◆ AIM OF THE TASK
Please report how many lines in the data underneath hold the word "duration", with no other text.

==== DATA LISTING

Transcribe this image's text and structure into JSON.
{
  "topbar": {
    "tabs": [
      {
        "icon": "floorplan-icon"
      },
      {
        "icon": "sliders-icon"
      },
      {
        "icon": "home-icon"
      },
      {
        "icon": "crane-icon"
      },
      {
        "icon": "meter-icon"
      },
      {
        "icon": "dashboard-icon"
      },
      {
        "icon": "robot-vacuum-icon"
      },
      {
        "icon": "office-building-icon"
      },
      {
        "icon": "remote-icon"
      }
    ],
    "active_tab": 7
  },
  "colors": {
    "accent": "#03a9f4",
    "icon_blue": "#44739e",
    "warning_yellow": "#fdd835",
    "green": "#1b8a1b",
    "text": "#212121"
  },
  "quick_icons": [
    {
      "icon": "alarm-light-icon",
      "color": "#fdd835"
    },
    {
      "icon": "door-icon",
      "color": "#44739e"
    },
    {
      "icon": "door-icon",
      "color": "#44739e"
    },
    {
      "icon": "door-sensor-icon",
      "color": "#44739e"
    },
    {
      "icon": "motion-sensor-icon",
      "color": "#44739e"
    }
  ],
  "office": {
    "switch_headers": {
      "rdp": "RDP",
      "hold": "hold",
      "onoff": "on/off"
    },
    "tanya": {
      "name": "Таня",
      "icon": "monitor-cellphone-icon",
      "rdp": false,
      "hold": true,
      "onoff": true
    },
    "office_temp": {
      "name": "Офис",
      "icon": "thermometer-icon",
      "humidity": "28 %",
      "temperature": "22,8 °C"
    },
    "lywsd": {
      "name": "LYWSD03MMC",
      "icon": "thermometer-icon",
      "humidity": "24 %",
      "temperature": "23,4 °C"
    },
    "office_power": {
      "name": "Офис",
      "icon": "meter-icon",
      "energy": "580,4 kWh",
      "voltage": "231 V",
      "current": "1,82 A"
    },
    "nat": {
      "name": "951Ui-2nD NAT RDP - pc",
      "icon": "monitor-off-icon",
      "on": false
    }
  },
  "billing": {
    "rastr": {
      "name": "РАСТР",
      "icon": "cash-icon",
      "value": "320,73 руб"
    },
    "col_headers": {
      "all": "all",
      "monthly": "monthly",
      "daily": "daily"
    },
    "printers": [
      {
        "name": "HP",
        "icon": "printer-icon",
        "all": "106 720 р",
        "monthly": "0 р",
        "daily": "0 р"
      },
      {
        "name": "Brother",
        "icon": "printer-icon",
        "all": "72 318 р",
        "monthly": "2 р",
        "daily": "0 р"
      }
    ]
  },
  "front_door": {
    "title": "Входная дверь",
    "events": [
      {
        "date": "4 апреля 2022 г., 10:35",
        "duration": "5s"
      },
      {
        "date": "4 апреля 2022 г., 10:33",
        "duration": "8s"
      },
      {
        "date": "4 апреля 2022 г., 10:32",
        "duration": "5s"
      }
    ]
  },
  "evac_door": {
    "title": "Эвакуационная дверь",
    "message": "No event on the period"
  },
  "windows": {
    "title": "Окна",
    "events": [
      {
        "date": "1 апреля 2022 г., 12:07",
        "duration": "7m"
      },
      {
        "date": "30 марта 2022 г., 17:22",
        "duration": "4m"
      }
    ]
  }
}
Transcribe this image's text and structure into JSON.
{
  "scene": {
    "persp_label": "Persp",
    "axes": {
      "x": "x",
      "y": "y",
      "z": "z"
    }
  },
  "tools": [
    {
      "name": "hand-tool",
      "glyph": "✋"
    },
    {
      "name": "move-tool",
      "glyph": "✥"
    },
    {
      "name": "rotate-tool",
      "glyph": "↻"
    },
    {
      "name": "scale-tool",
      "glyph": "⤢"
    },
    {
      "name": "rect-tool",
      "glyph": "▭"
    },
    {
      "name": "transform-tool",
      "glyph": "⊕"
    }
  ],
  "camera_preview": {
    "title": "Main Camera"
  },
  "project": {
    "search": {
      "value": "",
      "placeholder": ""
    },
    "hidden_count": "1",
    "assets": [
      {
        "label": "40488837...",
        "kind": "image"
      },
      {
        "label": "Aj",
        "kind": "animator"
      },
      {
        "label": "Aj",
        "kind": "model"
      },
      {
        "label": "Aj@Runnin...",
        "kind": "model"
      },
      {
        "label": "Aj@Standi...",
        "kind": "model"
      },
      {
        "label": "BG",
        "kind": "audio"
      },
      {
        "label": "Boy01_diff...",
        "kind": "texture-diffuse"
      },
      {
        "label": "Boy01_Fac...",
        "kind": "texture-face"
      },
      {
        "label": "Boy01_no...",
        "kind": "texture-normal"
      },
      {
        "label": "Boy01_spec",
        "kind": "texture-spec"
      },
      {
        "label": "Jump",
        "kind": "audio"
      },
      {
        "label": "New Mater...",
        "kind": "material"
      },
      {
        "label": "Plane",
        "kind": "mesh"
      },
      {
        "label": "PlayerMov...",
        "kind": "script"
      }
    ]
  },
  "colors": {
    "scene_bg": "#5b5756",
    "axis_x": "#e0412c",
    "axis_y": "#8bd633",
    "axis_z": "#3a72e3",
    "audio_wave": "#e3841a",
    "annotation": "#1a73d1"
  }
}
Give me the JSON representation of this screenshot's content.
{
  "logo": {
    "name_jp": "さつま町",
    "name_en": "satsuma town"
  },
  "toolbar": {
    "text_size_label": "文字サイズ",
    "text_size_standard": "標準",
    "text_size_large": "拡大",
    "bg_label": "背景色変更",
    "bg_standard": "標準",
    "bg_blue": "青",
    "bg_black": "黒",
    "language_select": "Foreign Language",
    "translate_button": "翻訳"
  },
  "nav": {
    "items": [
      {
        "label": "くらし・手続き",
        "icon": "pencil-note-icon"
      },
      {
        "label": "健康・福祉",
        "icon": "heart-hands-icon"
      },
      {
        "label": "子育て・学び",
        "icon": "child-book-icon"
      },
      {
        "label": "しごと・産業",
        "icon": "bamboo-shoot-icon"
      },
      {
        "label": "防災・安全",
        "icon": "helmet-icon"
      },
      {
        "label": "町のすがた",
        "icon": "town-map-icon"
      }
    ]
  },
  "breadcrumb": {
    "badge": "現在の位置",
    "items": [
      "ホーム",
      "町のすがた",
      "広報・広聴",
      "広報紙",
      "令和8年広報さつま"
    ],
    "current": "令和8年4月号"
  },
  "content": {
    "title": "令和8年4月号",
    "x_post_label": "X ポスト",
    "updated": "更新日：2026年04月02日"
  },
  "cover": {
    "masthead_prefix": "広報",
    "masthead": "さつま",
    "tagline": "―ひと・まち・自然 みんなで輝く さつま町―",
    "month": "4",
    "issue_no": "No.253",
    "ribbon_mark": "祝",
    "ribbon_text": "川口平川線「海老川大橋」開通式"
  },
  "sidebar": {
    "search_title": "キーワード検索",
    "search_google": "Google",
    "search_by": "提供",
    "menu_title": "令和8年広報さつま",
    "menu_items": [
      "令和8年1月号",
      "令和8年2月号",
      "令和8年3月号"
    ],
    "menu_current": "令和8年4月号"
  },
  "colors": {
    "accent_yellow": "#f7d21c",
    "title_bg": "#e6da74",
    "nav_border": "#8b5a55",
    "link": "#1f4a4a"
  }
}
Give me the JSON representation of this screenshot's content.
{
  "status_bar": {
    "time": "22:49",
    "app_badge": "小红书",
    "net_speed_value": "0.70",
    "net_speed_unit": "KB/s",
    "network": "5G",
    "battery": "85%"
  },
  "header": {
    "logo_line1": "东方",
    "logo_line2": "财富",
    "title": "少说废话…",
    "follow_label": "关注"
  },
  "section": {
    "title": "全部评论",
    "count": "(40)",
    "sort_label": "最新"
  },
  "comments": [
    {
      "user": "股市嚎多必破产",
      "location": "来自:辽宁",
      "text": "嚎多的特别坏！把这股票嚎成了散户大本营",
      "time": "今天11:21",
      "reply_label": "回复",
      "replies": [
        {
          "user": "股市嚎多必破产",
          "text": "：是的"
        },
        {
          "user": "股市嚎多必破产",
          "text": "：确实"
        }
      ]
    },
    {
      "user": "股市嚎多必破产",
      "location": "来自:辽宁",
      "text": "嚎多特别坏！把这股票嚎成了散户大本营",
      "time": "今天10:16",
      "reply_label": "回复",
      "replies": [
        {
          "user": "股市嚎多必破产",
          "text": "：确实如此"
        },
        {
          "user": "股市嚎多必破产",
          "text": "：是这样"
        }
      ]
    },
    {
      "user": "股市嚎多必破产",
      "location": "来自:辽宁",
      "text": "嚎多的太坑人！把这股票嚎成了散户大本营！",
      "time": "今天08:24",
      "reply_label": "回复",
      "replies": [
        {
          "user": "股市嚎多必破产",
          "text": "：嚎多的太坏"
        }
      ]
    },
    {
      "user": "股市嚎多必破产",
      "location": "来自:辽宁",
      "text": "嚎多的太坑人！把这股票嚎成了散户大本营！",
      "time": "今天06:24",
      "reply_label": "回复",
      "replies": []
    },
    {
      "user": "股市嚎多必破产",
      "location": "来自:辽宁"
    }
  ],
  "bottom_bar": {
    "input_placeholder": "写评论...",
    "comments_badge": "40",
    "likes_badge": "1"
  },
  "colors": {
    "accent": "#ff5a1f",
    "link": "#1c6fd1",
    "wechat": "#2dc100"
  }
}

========

◆ TASK RESULT
5